Article Reviews by Thomas J. Mancuso, MD, FAAP

Oxygen and Resuscitation; Beyond the Myth.
Lefkowitz W Pediatrics 2002:109;517-518

This provocative commentary questions our uncritical use of oxygen during resuscitations. The author reviews the pulmonary toxicities associated with oxygen use, edema and fibrosis, and discounts these as not significant in the setting of resuscitation. Reperfusion injury is of more concern to the author. Hypoxic cells appear to undergo alterations in the metabolism, priming them to form free radicals once they are exposed to oxygen. Dr. Lefkowitz describes various metabolic changes noted in experimental resuscitation with 100% oxygen compared to room air resuscitation such as increased generation of oxygen free radicals, decreased CNS Na-K ATPase function and decreased dopamine metabolism. He does site studies which support the use of oxygen in resuscitation but points out the lack of appropriate control groups in these investigations. Human investigation on the use of less than100% oxygen during resuscitations have primarily been done in newborns, limiting their applicability to older children.


I began this commentary with more than a little skepticism, but tI could not refute the author's argument that convincing evidence is lacking for the routine, uncritical use of oxygen for any and all resuscitations. The references included with this paper certainly are food for thought. I am not ready to use 21% oxygen in the next resuscitation in which I participate, but I nevertheless find the author's comments thought-provoking.

In addition to the references at the end of the paper, the commentary has a footnote for a review on the web of the history (beginning in 1774) of oxygen use which I include here.

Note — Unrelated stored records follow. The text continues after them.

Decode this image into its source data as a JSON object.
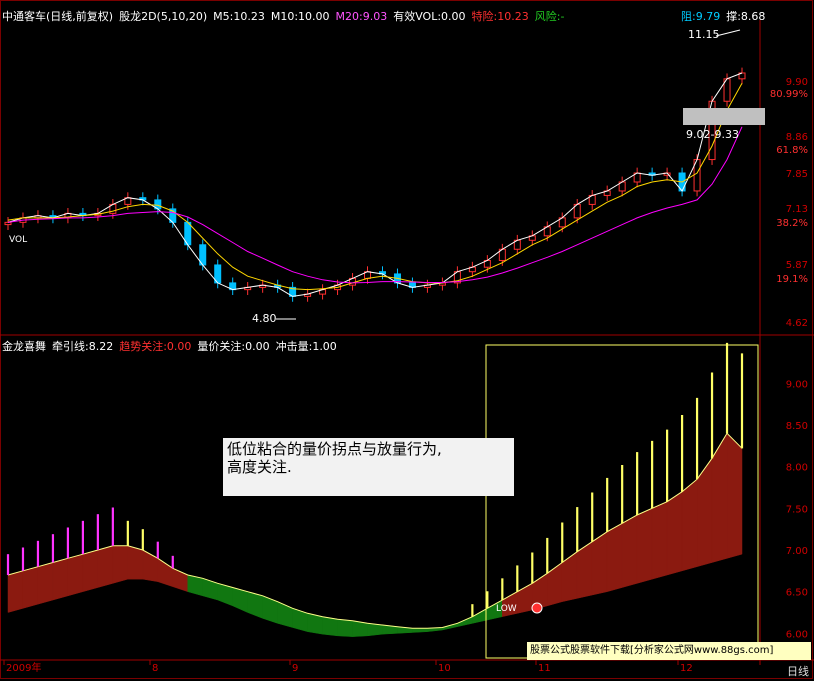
{
  "header_top": {
    "title": "中通客车(日线,前复权)",
    "indicator": "股龙2D(5,10,20)",
    "m5": "M5:10.23",
    "m10": "M10:10.00",
    "m20": "M20:9.03",
    "vol": "有效VOL:0.00",
    "trigger": "特险:10.23",
    "risk": "风险:-",
    "resist": "阻:9.79",
    "support": "撑:8.68"
  },
  "header_bottom": {
    "name": "金龙喜舞",
    "pull": "牵引线:8.22",
    "trend": "趋势关注:0.00",
    "pv": "量价关注:0.00",
    "impact": "冲击量:1.00"
  },
  "note": {
    "line1": "低位粘合的量价拐点与放量行为,",
    "line2": "高度关注."
  },
  "watermark": "股票公式股票软件下载[分析家公式网www.88gs.com]",
  "period_label": "日线",
  "colors": {
    "up": "#ff3030",
    "down": "#00c0ff",
    "ma5": "#ffffff",
    "ma10": "#ffd700",
    "ma20": "#ff00ff",
    "bar_yellow": "#ffff66",
    "bar_magenta": "#ff33ff",
    "area_red": "#8b1a10",
    "area_green": "#117711"
  },
  "chart_data": [
    {
      "type": "candlestick",
      "title": "中通客车(日线,前复权)",
      "y_ticks": [
        "9.90",
        "80.99%",
        "8.86",
        "61.8%",
        "7.85",
        "7.13",
        "38.2%",
        "5.87",
        "19.1%",
        "4.62"
      ],
      "ylim": [
        4.5,
        11.3
      ],
      "annotations": [
        "11.15",
        "9.02-9.33",
        "4.80",
        "VOL"
      ],
      "series": [
        {
          "name": "M5",
          "values": [
            6.9,
            7.0,
            7.05,
            7.0,
            7.1,
            7.05,
            7.1,
            7.3,
            7.45,
            7.4,
            7.2,
            6.9,
            6.4,
            5.95,
            5.55,
            5.4,
            5.45,
            5.5,
            5.45,
            5.25,
            5.3,
            5.4,
            5.5,
            5.65,
            5.8,
            5.75,
            5.55,
            5.45,
            5.5,
            5.55,
            5.8,
            5.9,
            6.05,
            6.3,
            6.5,
            6.6,
            6.8,
            7.0,
            7.3,
            7.5,
            7.6,
            7.8,
            8.0,
            7.95,
            8.0,
            7.6,
            8.3,
            9.6,
            10.1,
            10.23
          ]
        },
        {
          "name": "M10",
          "values": [
            6.95,
            7.0,
            7.0,
            7.0,
            7.02,
            7.05,
            7.08,
            7.15,
            7.25,
            7.3,
            7.28,
            7.15,
            6.9,
            6.55,
            6.2,
            5.9,
            5.7,
            5.6,
            5.5,
            5.42,
            5.4,
            5.42,
            5.45,
            5.55,
            5.65,
            5.7,
            5.65,
            5.58,
            5.55,
            5.55,
            5.6,
            5.7,
            5.85,
            6.0,
            6.2,
            6.4,
            6.55,
            6.75,
            6.95,
            7.15,
            7.35,
            7.5,
            7.7,
            7.8,
            7.85,
            7.8,
            8.0,
            8.6,
            9.4,
            10.0
          ]
        },
        {
          "name": "M20",
          "values": [
            6.9,
            6.95,
            6.97,
            6.98,
            7.0,
            7.0,
            7.02,
            7.05,
            7.1,
            7.12,
            7.14,
            7.12,
            7.02,
            6.85,
            6.65,
            6.45,
            6.25,
            6.1,
            5.95,
            5.8,
            5.7,
            5.62,
            5.57,
            5.55,
            5.56,
            5.58,
            5.58,
            5.57,
            5.56,
            5.56,
            5.58,
            5.62,
            5.68,
            5.77,
            5.88,
            6.0,
            6.12,
            6.25,
            6.4,
            6.55,
            6.7,
            6.85,
            7.0,
            7.12,
            7.22,
            7.3,
            7.4,
            7.75,
            8.3,
            9.03
          ]
        }
      ]
    },
    {
      "type": "area",
      "title": "金龙喜舞",
      "y_ticks": [
        "9.00",
        "8.50",
        "8.00",
        "7.50",
        "7.00",
        "6.50",
        "6.00"
      ],
      "ylim": [
        5.8,
        9.4
      ],
      "x_ticks": [
        "2009年",
        "8",
        "9",
        "10",
        "11",
        "12"
      ],
      "annotations": [
        "LOW"
      ],
      "series": [
        {
          "name": "upper",
          "values": [
            6.7,
            6.75,
            6.8,
            6.85,
            6.9,
            6.95,
            7.0,
            7.05,
            7.05,
            7.0,
            6.9,
            6.78,
            6.7,
            6.66,
            6.6,
            6.55,
            6.5,
            6.45,
            6.38,
            6.3,
            6.24,
            6.2,
            6.17,
            6.15,
            6.12,
            6.1,
            6.08,
            6.06,
            6.06,
            6.07,
            6.12,
            6.2,
            6.3,
            6.4,
            6.5,
            6.6,
            6.72,
            6.85,
            6.98,
            7.1,
            7.22,
            7.32,
            7.42,
            7.5,
            7.58,
            7.7,
            7.85,
            8.1,
            8.4,
            8.22
          ]
        },
        {
          "name": "lower",
          "values": [
            6.25,
            6.3,
            6.35,
            6.4,
            6.45,
            6.5,
            6.55,
            6.6,
            6.65,
            6.65,
            6.62,
            6.56,
            6.5,
            6.45,
            6.4,
            6.33,
            6.25,
            6.18,
            6.12,
            6.07,
            6.02,
            5.99,
            5.97,
            5.96,
            5.97,
            5.99,
            6.0,
            6.01,
            6.02,
            6.04,
            6.08,
            6.12,
            6.16,
            6.2,
            6.24,
            6.28,
            6.33,
            6.38,
            6.42,
            6.46,
            6.5,
            6.55,
            6.6,
            6.65,
            6.7,
            6.75,
            6.8,
            6.85,
            6.9,
            6.95
          ]
        }
      ]
    }
  ]
}
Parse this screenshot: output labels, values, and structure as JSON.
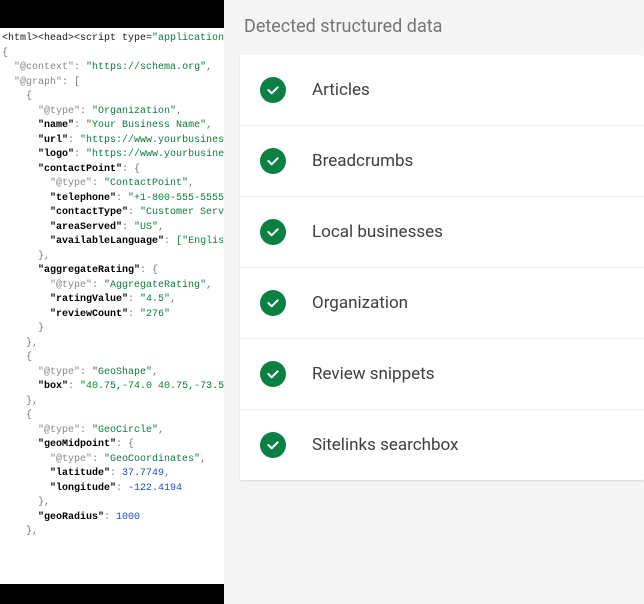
{
  "section_title": "Detected structured data",
  "items": [
    {
      "label": "Articles"
    },
    {
      "label": "Breadcrumbs"
    },
    {
      "label": "Local businesses"
    },
    {
      "label": "Organization"
    },
    {
      "label": "Review snippets"
    },
    {
      "label": "Sitelinks searchbox"
    }
  ],
  "code": {
    "opening_tag": "<html><head><script type=",
    "opening_tag_val": "\"application",
    "context_key": "\"@context\"",
    "context_val": "\"https://schema.org\"",
    "graph_key": "\"@graph\"",
    "org_type_key": "\"@type\"",
    "org_type_val": "\"Organization\"",
    "name_key": "\"name\"",
    "name_val": "\"Your Business Name\"",
    "url_key": "\"url\"",
    "url_val": "\"https://www.yourbusines",
    "logo_key": "\"logo\"",
    "logo_val": "\"https://www.yourbusine",
    "contactPoint_key": "\"contactPoint\"",
    "cp_type_key": "\"@type\"",
    "cp_type_val": "\"ContactPoint\"",
    "telephone_key": "\"telephone\"",
    "telephone_val": "\"+1-800-555-5555",
    "contactType_key": "\"contactType\"",
    "contactType_val": "\"Customer Serv",
    "areaServed_key": "\"areaServed\"",
    "areaServed_val": "\"US\"",
    "availableLanguage_key": "\"availableLanguage\"",
    "availableLanguage_val": "[\"Englis",
    "aggregateRating_key": "\"aggregateRating\"",
    "ar_type_key": "\"@type\"",
    "ar_type_val": "\"AggregateRating\"",
    "ratingValue_key": "\"ratingValue\"",
    "ratingValue_val": "\"4.5\"",
    "reviewCount_key": "\"reviewCount\"",
    "reviewCount_val": "\"276\"",
    "geoshape_type_key": "\"@type\"",
    "geoshape_type_val": "\"GeoShape\"",
    "box_key": "\"box\"",
    "box_val": "\"40.75,-74.0 40.75,-73.5",
    "geocircle_type_key": "\"@type\"",
    "geocircle_type_val": "\"GeoCircle\"",
    "geoMidpoint_key": "\"geoMidpoint\"",
    "gm_type_key": "\"@type\"",
    "gm_type_val": "\"GeoCoordinates\"",
    "latitude_key": "\"latitude\"",
    "latitude_val": "37.7749",
    "longitude_key": "\"longitude\"",
    "longitude_val": "-122.4194",
    "geoRadius_key": "\"geoRadius\"",
    "geoRadius_val": "1000"
  }
}
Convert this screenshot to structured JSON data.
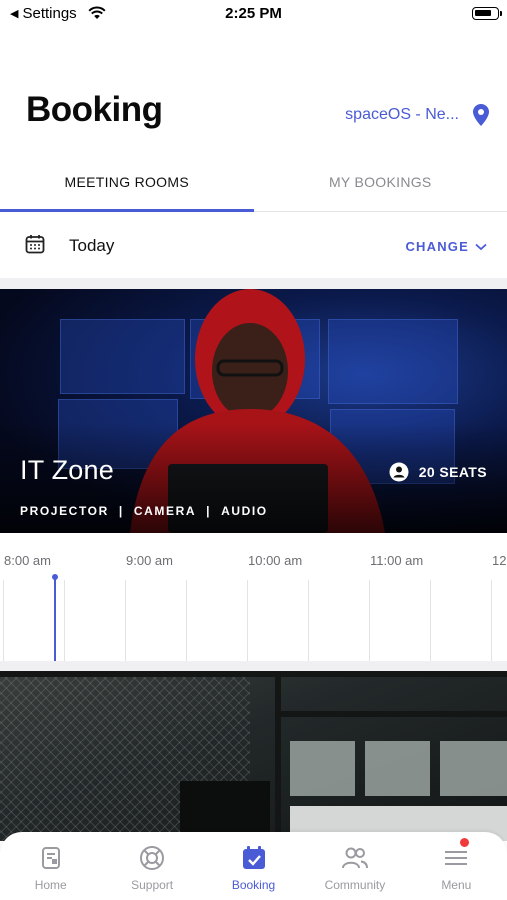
{
  "status_bar": {
    "back_label": "Settings",
    "time": "2:25 PM"
  },
  "header": {
    "title": "Booking",
    "location": "spaceOS - Ne..."
  },
  "tabs": [
    {
      "label": "MEETING ROOMS",
      "active": true
    },
    {
      "label": "MY BOOKINGS",
      "active": false
    }
  ],
  "date_row": {
    "label": "Today",
    "change_label": "CHANGE"
  },
  "room": {
    "name": "IT Zone",
    "seats": "20 SEATS",
    "features": [
      "PROJECTOR",
      "|",
      "CAMERA",
      "|",
      "AUDIO"
    ]
  },
  "timeline": {
    "times": [
      "8:00 am",
      "9:00 am",
      "10:00 am",
      "11:00 am",
      "12"
    ]
  },
  "bottom_nav": [
    {
      "label": "Home",
      "icon": "home-icon",
      "active": false
    },
    {
      "label": "Support",
      "icon": "support-icon",
      "active": false
    },
    {
      "label": "Booking",
      "icon": "booking-icon",
      "active": true
    },
    {
      "label": "Community",
      "icon": "community-icon",
      "active": false
    },
    {
      "label": "Menu",
      "icon": "menu-icon",
      "active": false,
      "badge": true
    }
  ],
  "colors": {
    "accent": "#4a5bd6",
    "badge": "#ef3b3b"
  }
}
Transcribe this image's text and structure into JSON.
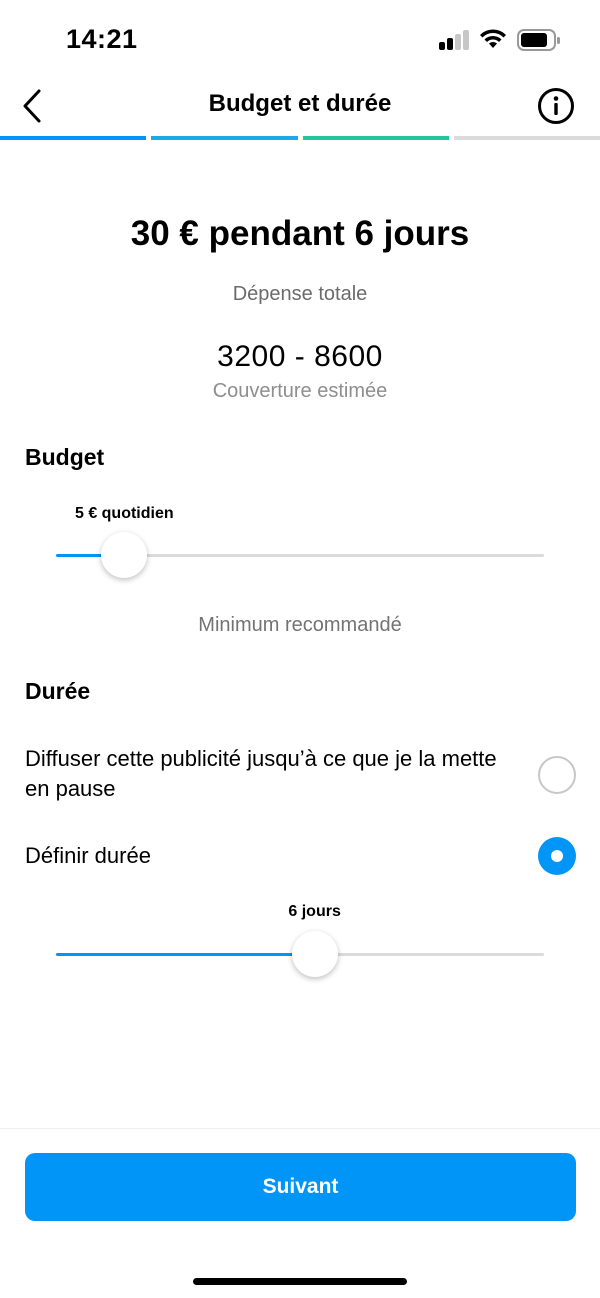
{
  "status_bar": {
    "time": "14:21",
    "icons": [
      "signal-icon",
      "wifi-icon",
      "battery-icon"
    ]
  },
  "nav": {
    "title": "Budget et durée",
    "back_icon": "chevron-left-icon",
    "info_icon": "info-icon"
  },
  "progress": {
    "segments": [
      "#0095f6",
      "#1fa8e8",
      "#1fc79a",
      "#dbdbdb"
    ]
  },
  "summary": {
    "title": "30 € pendant 6 jours",
    "subtitle": "Dépense totale",
    "reach_value": "3200 - 8600",
    "reach_label": "Couverture estimée"
  },
  "budget": {
    "heading": "Budget",
    "slider_label": "5 € quotidien",
    "slider_fraction": 0.14,
    "hint": "Minimum recommandé"
  },
  "duration": {
    "heading": "Durée",
    "options": [
      {
        "label": "Diffuser cette publicité jusqu’à ce que je la mette en pause",
        "selected": false
      },
      {
        "label": "Définir durée",
        "selected": true
      }
    ],
    "slider_label": "6 jours",
    "slider_fraction": 0.53
  },
  "footer": {
    "next_label": "Suivant"
  },
  "colors": {
    "accent": "#0095f6",
    "muted_text": "#737373",
    "track": "#dbdbdb"
  }
}
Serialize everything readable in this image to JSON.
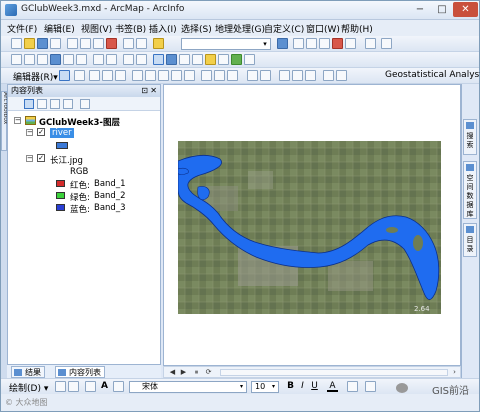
{
  "window": {
    "title": "GClubWeek3.mxd - ArcMap - ArcInfo",
    "min": "−",
    "max": "□",
    "close": "✕"
  },
  "menu": [
    {
      "label": "文件(F)"
    },
    {
      "label": "编辑(E)"
    },
    {
      "label": "视图(V)"
    },
    {
      "label": "书签(B)"
    },
    {
      "label": "插入(I)"
    },
    {
      "label": "选择(S)"
    },
    {
      "label": "地理处理(G)"
    },
    {
      "label": "自定义(C)"
    },
    {
      "label": "窗口(W)"
    },
    {
      "label": "帮助(H)"
    }
  ],
  "toolbar3": {
    "editor_label": "编辑器(R)▾",
    "geostat_label": "Geostatistical Analyst ▾"
  },
  "left_strip": {
    "arctoolbox": "ArcToolbox"
  },
  "toc": {
    "title": "内容列表",
    "pin": "⊡",
    "close": "✕",
    "data_frame": "GClubWeek3-图层",
    "layers": [
      {
        "name": "river",
        "checked": "✓",
        "swatch": "#3b79d6"
      },
      {
        "name": "长江.jpg",
        "checked": "✓",
        "render": "RGB",
        "bands": [
          {
            "channel": "红色:",
            "band": "Band_1",
            "color": "#d42b2b"
          },
          {
            "channel": "绿色:",
            "band": "Band_2",
            "color": "#3bd23b"
          },
          {
            "channel": "蓝色:",
            "band": "Band_3",
            "color": "#2a3fd4"
          }
        ]
      }
    ],
    "tabs": [
      "结果",
      "内容列表"
    ]
  },
  "right_tabs": [
    "搜索",
    "空间数据库",
    "目录"
  ],
  "map_nav": {
    "buttons": [
      "◀",
      "▶",
      "⏸",
      "⟳"
    ],
    "scroll_arrow": "›"
  },
  "drawbar": {
    "draw_label": "绘制(D) ▾",
    "text_tool": "A",
    "font_name": "宋体",
    "font_size": "10",
    "bold": "B",
    "italic": "I",
    "underline": "U",
    "font_color": "A"
  },
  "watermark": {
    "left": "© 大众地图",
    "right": "GIS前沿"
  },
  "colors": {
    "river_blue": "#1f6cf0",
    "accent": "#3a8ee6"
  },
  "map": {
    "corner_label": "2.64"
  }
}
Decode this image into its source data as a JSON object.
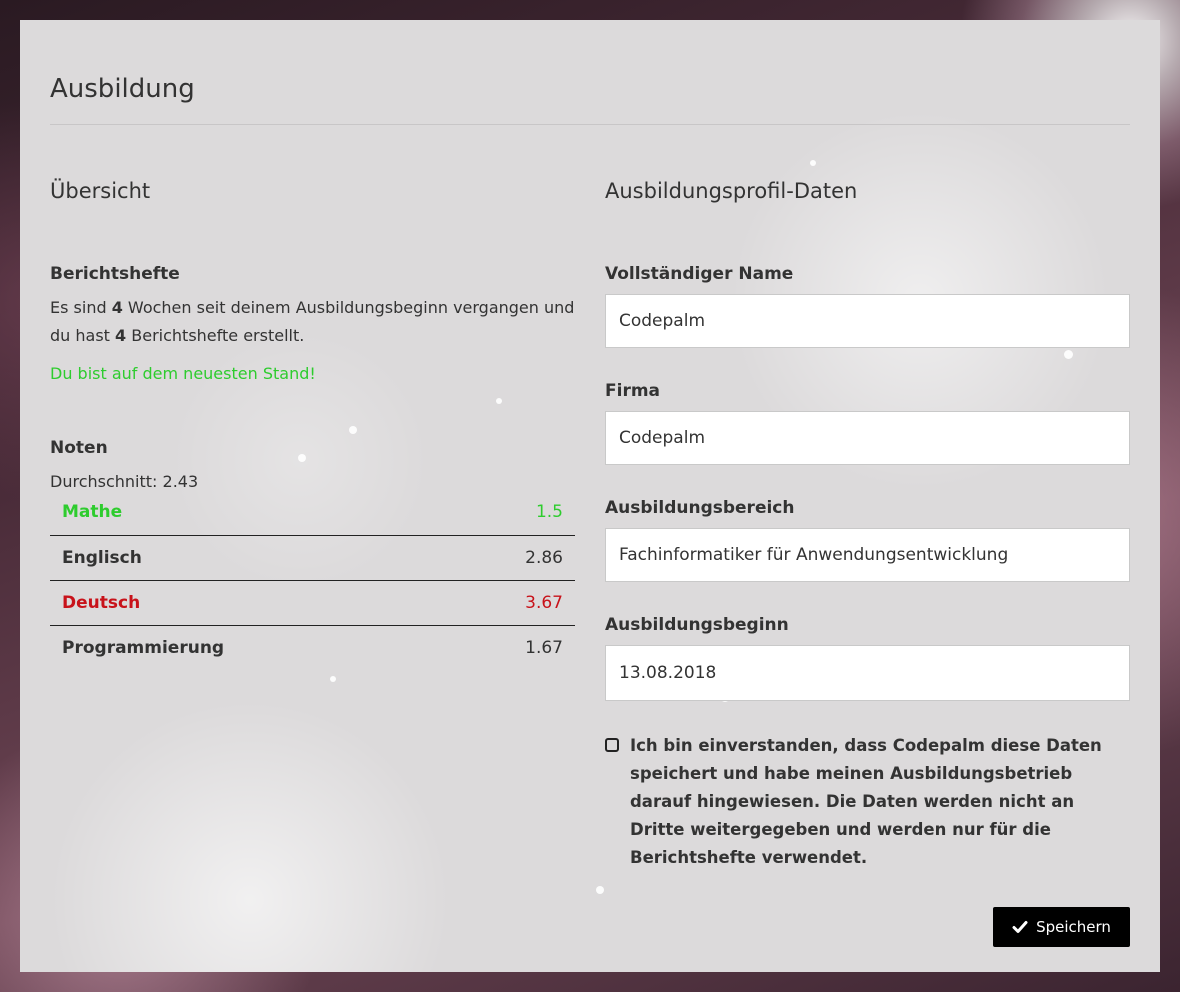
{
  "page": {
    "title": "Ausbildung"
  },
  "overview": {
    "title": "Übersicht",
    "reports": {
      "title": "Berichtshefte",
      "text_1": "Es sind ",
      "weeks": "4",
      "text_2": " Wochen seit deinem Ausbildungsbeginn vergangen und du hast ",
      "count": "4",
      "text_3": " Berichtshefte erstellt.",
      "status": "Du bist auf dem neuesten Stand!"
    },
    "grades": {
      "title": "Noten",
      "average_label": "Durchschnitt: ",
      "average_value": "2.43",
      "items": [
        {
          "subject": "Mathe",
          "grade": "1.5",
          "status_color": "#2ecc2e"
        },
        {
          "subject": "Englisch",
          "grade": "2.86",
          "status_color": "#333333"
        },
        {
          "subject": "Deutsch",
          "grade": "3.67",
          "status_color": "#c8121a"
        },
        {
          "subject": "Programmierung",
          "grade": "1.67",
          "status_color": "#333333"
        }
      ]
    }
  },
  "profile": {
    "title": "Ausbildungsprofil-Daten",
    "fields": {
      "name": {
        "label": "Vollständiger Name",
        "value": "Codepalm"
      },
      "company": {
        "label": "Firma",
        "value": "Codepalm"
      },
      "area": {
        "label": "Ausbildungsbereich",
        "value": "Fachinformatiker für Anwendungsentwicklung"
      },
      "start": {
        "label": "Ausbildungsbeginn",
        "value": "13.08.2018"
      }
    },
    "consent": {
      "checked": false,
      "text": "Ich bin einverstanden, dass Codepalm diese Daten speichert und habe meinen Ausbildungsbetrieb darauf hingewiesen. Die Daten werden nicht an Dritte weitergegeben und werden nur für die Berichtshefte verwendet."
    },
    "save_label": "Speichern",
    "save_icon": "check-icon"
  }
}
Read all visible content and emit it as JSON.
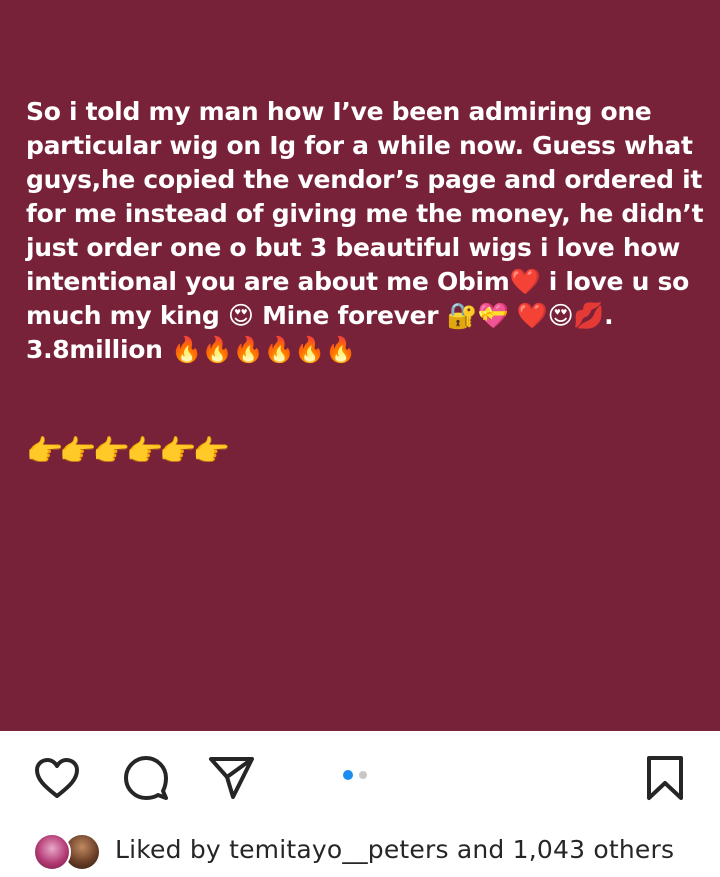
{
  "post": {
    "background_color": "#78223a",
    "caption": "So i told my man how I’ve been admiring one particular wig on Ig for a while now. Guess what guys,he copied the vendor’s page and ordered it for me instead of giving me the money, he didn’t just order one o but 3 beautiful wigs i love how intentional you are about me Obim❤️ i love u so much my king 😍 Mine forever 🔐💝 ❤️😍💋.\n3.8million 🔥🔥🔥🔥🔥🔥",
    "pointer_emojis": "👉👉👉👉👉👉"
  },
  "action_bar": {
    "like_icon": "heart-outline-icon",
    "comment_icon": "comment-bubble-icon",
    "share_icon": "paper-plane-icon",
    "save_icon": "bookmark-icon",
    "carousel": {
      "total": 2,
      "active_index": 0,
      "active_color": "#1c8cf0",
      "inactive_color": "#c7c7c7"
    }
  },
  "likes": {
    "prefix": "Liked by ",
    "user": "temitayo__peters",
    "suffix": " and 1,043 others"
  }
}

http://www.mtsinai.org/pulmonary/papers/ox-hist/ox-hist-intro.html #include ./footer_include.iphtml